Work request:
Return all of the entries exactly as written.

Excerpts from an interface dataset
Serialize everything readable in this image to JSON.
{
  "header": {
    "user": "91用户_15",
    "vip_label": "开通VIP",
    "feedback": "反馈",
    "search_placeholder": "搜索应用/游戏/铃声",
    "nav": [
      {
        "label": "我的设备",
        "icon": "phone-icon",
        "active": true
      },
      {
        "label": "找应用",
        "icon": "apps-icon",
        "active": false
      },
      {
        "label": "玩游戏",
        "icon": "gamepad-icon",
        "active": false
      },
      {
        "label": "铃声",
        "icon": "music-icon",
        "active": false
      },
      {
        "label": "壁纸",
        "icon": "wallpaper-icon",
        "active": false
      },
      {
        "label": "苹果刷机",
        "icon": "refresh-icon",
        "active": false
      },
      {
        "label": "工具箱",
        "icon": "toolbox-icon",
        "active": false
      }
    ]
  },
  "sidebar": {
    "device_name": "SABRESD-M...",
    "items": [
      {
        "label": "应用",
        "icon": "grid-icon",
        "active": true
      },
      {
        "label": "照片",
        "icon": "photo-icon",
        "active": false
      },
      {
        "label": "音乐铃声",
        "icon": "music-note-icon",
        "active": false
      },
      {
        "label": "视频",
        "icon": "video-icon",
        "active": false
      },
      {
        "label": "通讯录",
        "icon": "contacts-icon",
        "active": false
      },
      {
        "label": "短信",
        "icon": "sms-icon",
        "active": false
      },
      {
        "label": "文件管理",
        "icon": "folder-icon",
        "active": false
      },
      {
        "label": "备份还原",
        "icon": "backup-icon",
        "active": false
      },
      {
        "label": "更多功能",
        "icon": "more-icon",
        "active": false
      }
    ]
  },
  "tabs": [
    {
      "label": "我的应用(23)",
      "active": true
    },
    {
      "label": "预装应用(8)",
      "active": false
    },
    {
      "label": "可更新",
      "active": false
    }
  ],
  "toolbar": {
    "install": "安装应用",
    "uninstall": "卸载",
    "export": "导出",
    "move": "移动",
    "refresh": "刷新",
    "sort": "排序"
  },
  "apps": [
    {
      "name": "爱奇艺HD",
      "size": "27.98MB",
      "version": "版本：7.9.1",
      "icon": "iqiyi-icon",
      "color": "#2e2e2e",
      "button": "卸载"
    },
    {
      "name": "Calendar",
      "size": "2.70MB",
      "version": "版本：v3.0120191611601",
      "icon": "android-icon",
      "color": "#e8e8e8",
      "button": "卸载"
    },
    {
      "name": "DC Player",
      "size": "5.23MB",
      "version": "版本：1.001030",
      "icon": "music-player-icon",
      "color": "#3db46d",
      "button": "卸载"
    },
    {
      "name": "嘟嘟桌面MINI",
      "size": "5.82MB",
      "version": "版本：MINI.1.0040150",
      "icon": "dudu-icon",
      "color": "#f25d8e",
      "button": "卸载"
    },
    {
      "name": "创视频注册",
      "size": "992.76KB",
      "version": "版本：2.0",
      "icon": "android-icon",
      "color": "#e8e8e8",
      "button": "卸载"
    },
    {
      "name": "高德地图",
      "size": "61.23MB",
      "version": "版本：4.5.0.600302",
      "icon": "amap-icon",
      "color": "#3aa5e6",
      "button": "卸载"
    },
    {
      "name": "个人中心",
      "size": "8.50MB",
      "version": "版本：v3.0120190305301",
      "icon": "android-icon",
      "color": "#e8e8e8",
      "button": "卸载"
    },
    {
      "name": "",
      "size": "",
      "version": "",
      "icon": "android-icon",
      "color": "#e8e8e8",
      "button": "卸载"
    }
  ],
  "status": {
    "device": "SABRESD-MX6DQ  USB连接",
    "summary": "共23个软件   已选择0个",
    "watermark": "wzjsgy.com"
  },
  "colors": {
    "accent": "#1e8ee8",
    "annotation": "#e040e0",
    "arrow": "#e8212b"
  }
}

Reply:
Serialize everything readable in this image to JSON.
{
  "header": {
    "user": "91用户_15",
    "vip_label": "开通VIP",
    "feedback": "反馈",
    "search_placeholder": "搜索应用/游戏/铃声",
    "nav": [
      {
        "label": "我的设备",
        "icon": "phone-icon",
        "active": true
      },
      {
        "label": "找应用",
        "icon": "apps-icon",
        "active": false
      },
      {
        "label": "玩游戏",
        "icon": "gamepad-icon",
        "active": false
      },
      {
        "label": "铃声",
        "icon": "music-icon",
        "active": false
      },
      {
        "label": "壁纸",
        "icon": "wallpaper-icon",
        "active": false
      },
      {
        "label": "苹果刷机",
        "icon": "refresh-icon",
        "active": false
      },
      {
        "label": "工具箱",
        "icon": "toolbox-icon",
        "active": false
      }
    ]
  },
  "sidebar": {
    "device_name": "SABRESD-M...",
    "items": [
      {
        "label": "应用",
        "icon": "grid-icon",
        "active": true
      },
      {
        "label": "照片",
        "icon": "photo-icon",
        "active": false
      },
      {
        "label": "音乐铃声",
        "icon": "music-note-icon",
        "active": false
      },
      {
        "label": "视频",
        "icon": "video-icon",
        "active": false
      },
      {
        "label": "通讯录",
        "icon": "contacts-icon",
        "active": false
      },
      {
        "label": "短信",
        "icon": "sms-icon",
        "active": false
      },
      {
        "label": "文件管理",
        "icon": "folder-icon",
        "active": false
      },
      {
        "label": "备份还原",
        "icon": "backup-icon",
        "active": false
      },
      {
        "label": "更多功能",
        "icon": "more-icon",
        "active": false
      }
    ]
  },
  "tabs": [
    {
      "label": "我的应用(23)",
      "active": true
    },
    {
      "label": "预装应用(8)",
      "active": false
    },
    {
      "label": "可更新",
      "active": false
    }
  ],
  "toolbar": {
    "install": "安装应用",
    "uninstall": "卸载",
    "export": "导出",
    "move": "移动",
    "refresh": "刷新",
    "sort": "排序"
  },
  "apps": [
    {
      "name": "爱奇艺HD",
      "size": "27.98MB",
      "version": "版本：7.9.1",
      "icon": "iqiyi-icon",
      "color": "#2e2e2e",
      "button": "卸载"
    },
    {
      "name": "Calendar",
      "size": "2.70MB",
      "version": "版本：v3.0120191611601",
      "icon": "android-icon",
      "color": "#e8e8e8",
      "button": "卸载"
    },
    {
      "name": "DC Player",
      "size": "5.23MB",
      "version": "版本：1.001030",
      "icon": "music-player-icon",
      "color": "#3db46d",
      "button": "卸载"
    },
    {
      "name": "嘟嘟桌面MINI",
      "size": "5.82MB",
      "version": "版本：MINI.1.0040150",
      "icon": "dudu-icon",
      "color": "#f25d8e",
      "button": "卸载"
    },
    {
      "name": "创视频注册",
      "size": "992.76KB",
      "version": "版本：2.0",
      "icon": "android-icon",
      "color": "#e8e8e8",
      "button": "卸载"
    },
    {
      "name": "高德地图",
      "size": "61.23MB",
      "version": "版本：4.5.0.600302",
      "icon": "amap-icon",
      "color": "#3aa5e6",
      "button": "卸载"
    },
    {
      "name": "个人中心",
      "size": "8.50MB",
      "version": "版本：v3.0120190305301",
      "icon": "android-icon",
      "color": "#e8e8e8",
      "button": "卸载"
    },
    {
      "name": "",
      "size": "",
      "version": "",
      "icon": "android-icon",
      "color": "#e8e8e8",
      "button": "卸载"
    }
  ],
  "status": {
    "device": "SABRESD-MX6DQ  USB连接",
    "summary": "共23个软件   已选择0个",
    "watermark": "wzjsgy.com"
  },
  "colors": {
    "accent": "#1e8ee8",
    "annotation": "#e040e0",
    "arrow": "#e8212b"
  }
}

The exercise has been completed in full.